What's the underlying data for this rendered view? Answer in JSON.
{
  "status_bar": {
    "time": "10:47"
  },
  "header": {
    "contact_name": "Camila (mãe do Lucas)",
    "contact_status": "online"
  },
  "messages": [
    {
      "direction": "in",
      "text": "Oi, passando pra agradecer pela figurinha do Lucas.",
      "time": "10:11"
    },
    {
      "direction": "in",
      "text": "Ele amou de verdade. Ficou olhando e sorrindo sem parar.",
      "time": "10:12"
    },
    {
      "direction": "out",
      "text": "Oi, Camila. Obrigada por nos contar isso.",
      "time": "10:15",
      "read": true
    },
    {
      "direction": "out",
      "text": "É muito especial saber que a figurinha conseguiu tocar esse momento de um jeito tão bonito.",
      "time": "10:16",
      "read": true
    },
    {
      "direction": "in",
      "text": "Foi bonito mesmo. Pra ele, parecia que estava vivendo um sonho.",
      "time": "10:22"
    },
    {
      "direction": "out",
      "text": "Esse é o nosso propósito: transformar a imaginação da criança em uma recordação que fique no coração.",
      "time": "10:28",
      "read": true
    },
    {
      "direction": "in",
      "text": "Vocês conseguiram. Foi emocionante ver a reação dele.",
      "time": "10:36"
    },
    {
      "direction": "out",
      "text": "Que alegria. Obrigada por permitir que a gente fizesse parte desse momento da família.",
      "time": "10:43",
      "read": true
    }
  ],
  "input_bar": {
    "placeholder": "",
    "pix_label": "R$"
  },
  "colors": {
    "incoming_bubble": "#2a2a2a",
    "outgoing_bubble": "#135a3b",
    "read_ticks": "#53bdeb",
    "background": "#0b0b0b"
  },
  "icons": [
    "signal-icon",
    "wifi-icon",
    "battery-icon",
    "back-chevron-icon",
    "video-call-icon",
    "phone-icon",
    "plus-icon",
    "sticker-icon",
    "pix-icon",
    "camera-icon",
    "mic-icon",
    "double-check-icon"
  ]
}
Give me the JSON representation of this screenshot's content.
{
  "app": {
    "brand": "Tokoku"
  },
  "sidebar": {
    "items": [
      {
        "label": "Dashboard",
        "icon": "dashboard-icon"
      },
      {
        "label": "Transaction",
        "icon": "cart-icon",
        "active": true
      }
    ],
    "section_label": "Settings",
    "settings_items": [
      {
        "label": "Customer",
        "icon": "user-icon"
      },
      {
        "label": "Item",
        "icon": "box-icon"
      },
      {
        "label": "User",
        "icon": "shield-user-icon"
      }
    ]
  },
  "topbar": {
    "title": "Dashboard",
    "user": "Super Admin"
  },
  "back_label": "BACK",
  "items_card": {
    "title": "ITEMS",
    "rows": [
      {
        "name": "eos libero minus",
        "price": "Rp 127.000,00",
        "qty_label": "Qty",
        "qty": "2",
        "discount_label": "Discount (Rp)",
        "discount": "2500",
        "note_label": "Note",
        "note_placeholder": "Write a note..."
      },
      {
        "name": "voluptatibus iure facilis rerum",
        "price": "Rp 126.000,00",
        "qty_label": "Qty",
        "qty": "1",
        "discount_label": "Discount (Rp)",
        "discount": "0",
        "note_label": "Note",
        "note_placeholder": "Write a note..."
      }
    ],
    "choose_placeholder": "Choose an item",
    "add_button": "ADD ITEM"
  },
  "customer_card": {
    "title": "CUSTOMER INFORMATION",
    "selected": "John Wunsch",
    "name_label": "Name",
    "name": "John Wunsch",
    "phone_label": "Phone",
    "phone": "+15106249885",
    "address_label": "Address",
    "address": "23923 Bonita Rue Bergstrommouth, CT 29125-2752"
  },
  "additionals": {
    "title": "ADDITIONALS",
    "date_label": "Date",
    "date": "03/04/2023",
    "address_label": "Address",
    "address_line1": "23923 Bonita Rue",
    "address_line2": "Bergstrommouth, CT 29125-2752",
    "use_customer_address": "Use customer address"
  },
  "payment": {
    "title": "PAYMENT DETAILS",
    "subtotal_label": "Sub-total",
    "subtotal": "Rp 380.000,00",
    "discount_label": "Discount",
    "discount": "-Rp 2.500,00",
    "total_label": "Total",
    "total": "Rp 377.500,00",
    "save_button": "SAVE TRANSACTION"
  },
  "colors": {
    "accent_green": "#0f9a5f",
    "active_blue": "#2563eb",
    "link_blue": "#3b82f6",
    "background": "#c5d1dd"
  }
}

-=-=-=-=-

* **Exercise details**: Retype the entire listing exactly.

* **Task result**:
What's the underlying data for this rendered view? Answer in JSON.
{
  "status_bar": {
    "time": "10:47"
  },
  "header": {
    "contact_name": "Camila (mãe do Lucas)",
    "contact_status": "online"
  },
  "messages": [
    {
      "direction": "in",
      "text": "Oi, passando pra agradecer pela figurinha do Lucas.",
      "time": "10:11"
    },
    {
      "direction": "in",
      "text": "Ele amou de verdade. Ficou olhando e sorrindo sem parar.",
      "time": "10:12"
    },
    {
      "direction": "out",
      "text": "Oi, Camila. Obrigada por nos contar isso.",
      "time": "10:15",
      "read": true
    },
    {
      "direction": "out",
      "text": "É muito especial saber que a figurinha conseguiu tocar esse momento de um jeito tão bonito.",
      "time": "10:16",
      "read": true
    },
    {
      "direction": "in",
      "text": "Foi bonito mesmo. Pra ele, parecia que estava vivendo um sonho.",
      "time": "10:22"
    },
    {
      "direction": "out",
      "text": "Esse é o nosso propósito: transformar a imaginação da criança em uma recordação que fique no coração.",
      "time": "10:28",
      "read": true
    },
    {
      "direction": "in",
      "text": "Vocês conseguiram. Foi emocionante ver a reação dele.",
      "time": "10:36"
    },
    {
      "direction": "out",
      "text": "Que alegria. Obrigada por permitir que a gente fizesse parte desse momento da família.",
      "time": "10:43",
      "read": true
    }
  ],
  "input_bar": {
    "placeholder": "",
    "pix_label": "R$"
  },
  "colors": {
    "incoming_bubble": "#2a2a2a",
    "outgoing_bubble": "#135a3b",
    "read_ticks": "#53bdeb",
    "background": "#0b0b0b"
  },
  "icons": [
    "signal-icon",
    "wifi-icon",
    "battery-icon",
    "back-chevron-icon",
    "video-call-icon",
    "phone-icon",
    "plus-icon",
    "sticker-icon",
    "pix-icon",
    "camera-icon",
    "mic-icon",
    "double-check-icon"
  ]
}
Give me the JSON representation of this screenshot's content.
{
  "app": {
    "brand": "Tokoku"
  },
  "sidebar": {
    "items": [
      {
        "label": "Dashboard",
        "icon": "dashboard-icon"
      },
      {
        "label": "Transaction",
        "icon": "cart-icon",
        "active": true
      }
    ],
    "section_label": "Settings",
    "settings_items": [
      {
        "label": "Customer",
        "icon": "user-icon"
      },
      {
        "label": "Item",
        "icon": "box-icon"
      },
      {
        "label": "User",
        "icon": "shield-user-icon"
      }
    ]
  },
  "topbar": {
    "title": "Dashboard",
    "user": "Super Admin"
  },
  "back_label": "BACK",
  "items_card": {
    "title": "ITEMS",
    "rows": [
      {
        "name": "eos libero minus",
        "price": "Rp 127.000,00",
        "qty_label": "Qty",
        "qty": "2",
        "discount_label": "Discount (Rp)",
        "discount": "2500",
        "note_label": "Note",
        "note_placeholder": "Write a note..."
      },
      {
        "name": "voluptatibus iure facilis rerum",
        "price": "Rp 126.000,00",
        "qty_label": "Qty",
        "qty": "1",
        "discount_label": "Discount (Rp)",
        "discount": "0",
        "note_label": "Note",
        "note_placeholder": "Write a note..."
      }
    ],
    "choose_placeholder": "Choose an item",
    "add_button": "ADD ITEM"
  },
  "customer_card": {
    "title": "CUSTOMER INFORMATION",
    "selected": "John Wunsch",
    "name_label": "Name",
    "name": "John Wunsch",
    "phone_label": "Phone",
    "phone": "+15106249885",
    "address_label": "Address",
    "address": "23923 Bonita Rue Bergstrommouth, CT 29125-2752"
  },
  "additionals": {
    "title": "ADDITIONALS",
    "date_label": "Date",
    "date": "03/04/2023",
    "address_label": "Address",
    "address_line1": "23923 Bonita Rue",
    "address_line2": "Bergstrommouth, CT 29125-2752",
    "use_customer_address": "Use customer address"
  },
  "payment": {
    "title": "PAYMENT DETAILS",
    "subtotal_label": "Sub-total",
    "subtotal": "Rp 380.000,00",
    "discount_label": "Discount",
    "discount": "-Rp 2.500,00",
    "total_label": "Total",
    "total": "Rp 377.500,00",
    "save_button": "SAVE TRANSACTION"
  },
  "colors": {
    "accent_green": "#0f9a5f",
    "active_blue": "#2563eb",
    "link_blue": "#3b82f6",
    "background": "#c5d1dd"
  }
}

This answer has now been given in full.